**Task details:** Looking at the data below, report how many lines contain "время", with no other words.

··········

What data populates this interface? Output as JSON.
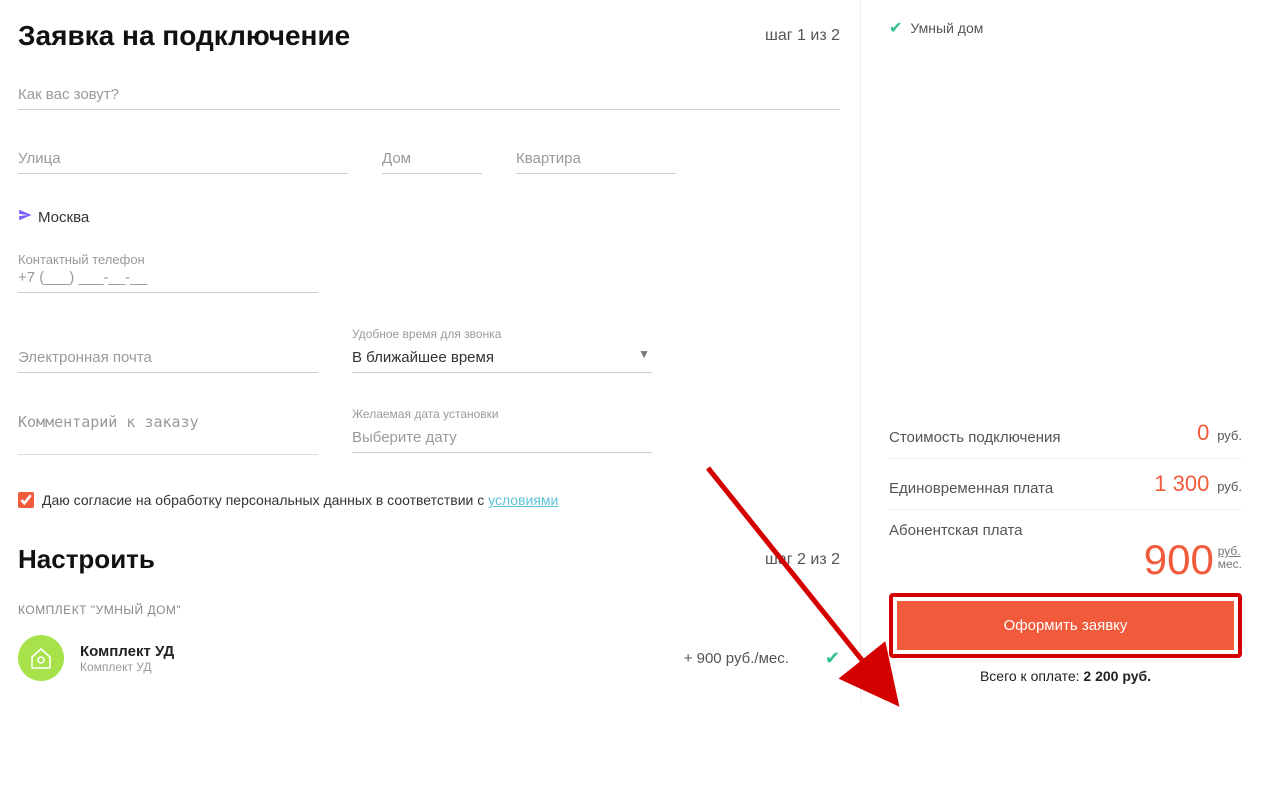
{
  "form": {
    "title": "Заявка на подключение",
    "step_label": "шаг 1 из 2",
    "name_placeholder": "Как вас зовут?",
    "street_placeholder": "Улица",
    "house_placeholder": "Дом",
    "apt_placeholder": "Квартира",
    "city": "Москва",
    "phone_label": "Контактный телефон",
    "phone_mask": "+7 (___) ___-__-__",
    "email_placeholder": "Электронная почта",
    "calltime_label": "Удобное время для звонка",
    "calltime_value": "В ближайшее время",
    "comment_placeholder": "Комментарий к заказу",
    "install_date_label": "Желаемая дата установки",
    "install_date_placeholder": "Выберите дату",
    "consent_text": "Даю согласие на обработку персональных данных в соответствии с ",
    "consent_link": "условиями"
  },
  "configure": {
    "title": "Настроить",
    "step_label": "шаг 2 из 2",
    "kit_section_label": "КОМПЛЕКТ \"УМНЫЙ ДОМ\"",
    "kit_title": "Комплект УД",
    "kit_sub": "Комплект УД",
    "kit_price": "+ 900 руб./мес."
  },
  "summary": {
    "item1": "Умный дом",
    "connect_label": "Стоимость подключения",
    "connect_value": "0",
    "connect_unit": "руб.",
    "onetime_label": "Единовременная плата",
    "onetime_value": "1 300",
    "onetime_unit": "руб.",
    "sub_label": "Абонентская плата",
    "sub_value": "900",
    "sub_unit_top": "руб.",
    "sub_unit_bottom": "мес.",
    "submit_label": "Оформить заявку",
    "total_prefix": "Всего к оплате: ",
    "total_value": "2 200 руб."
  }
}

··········

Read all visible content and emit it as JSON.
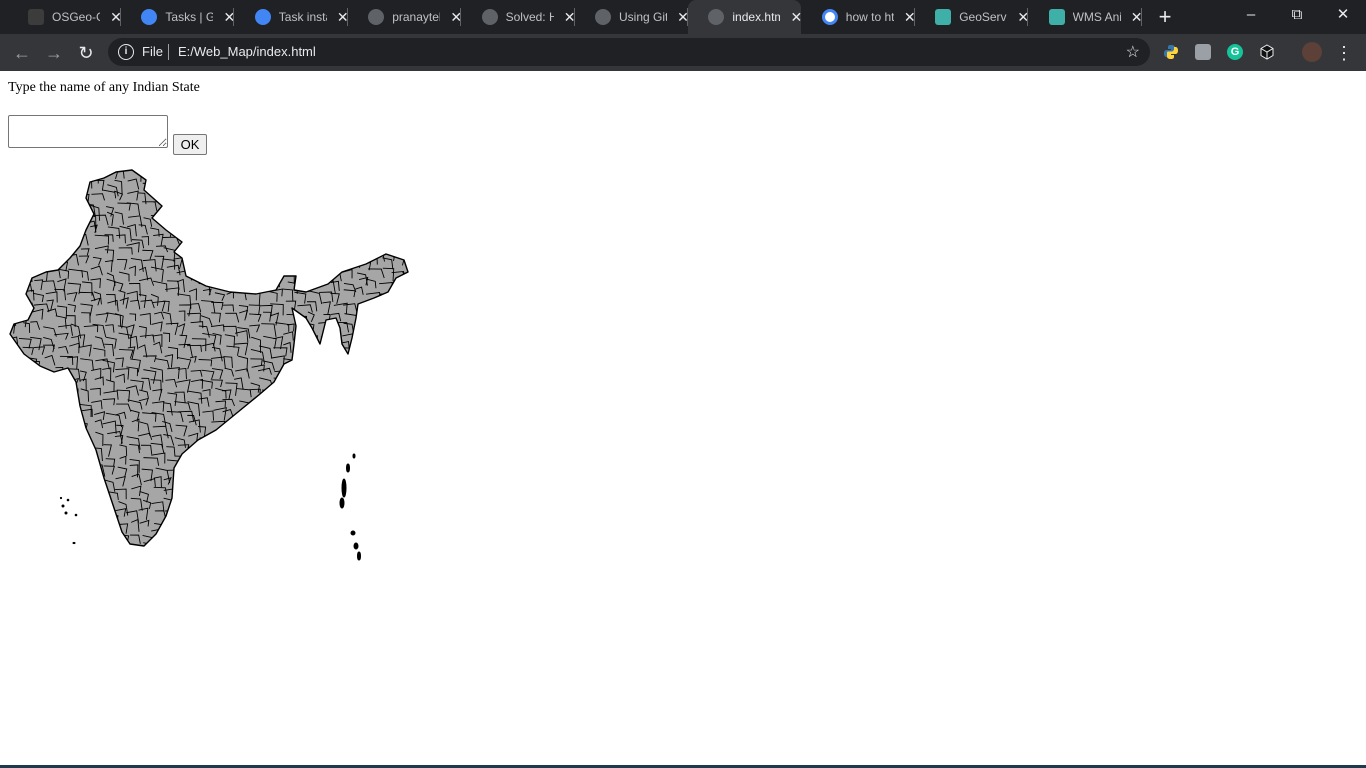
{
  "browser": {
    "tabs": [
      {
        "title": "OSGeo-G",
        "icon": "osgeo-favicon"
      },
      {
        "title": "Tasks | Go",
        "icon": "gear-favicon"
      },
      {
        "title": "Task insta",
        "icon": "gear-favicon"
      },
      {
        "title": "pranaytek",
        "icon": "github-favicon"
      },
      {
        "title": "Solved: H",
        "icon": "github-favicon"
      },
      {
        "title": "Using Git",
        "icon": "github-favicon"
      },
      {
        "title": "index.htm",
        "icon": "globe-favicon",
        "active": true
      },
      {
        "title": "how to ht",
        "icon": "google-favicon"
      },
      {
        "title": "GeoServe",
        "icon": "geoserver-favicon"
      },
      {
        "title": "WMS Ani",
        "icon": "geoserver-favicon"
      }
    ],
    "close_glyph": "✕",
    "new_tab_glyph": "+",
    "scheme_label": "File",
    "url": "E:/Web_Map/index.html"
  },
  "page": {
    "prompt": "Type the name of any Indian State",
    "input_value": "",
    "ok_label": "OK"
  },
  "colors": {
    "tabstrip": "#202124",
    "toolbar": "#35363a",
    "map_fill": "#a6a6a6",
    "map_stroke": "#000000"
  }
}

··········

**Written answer:** 2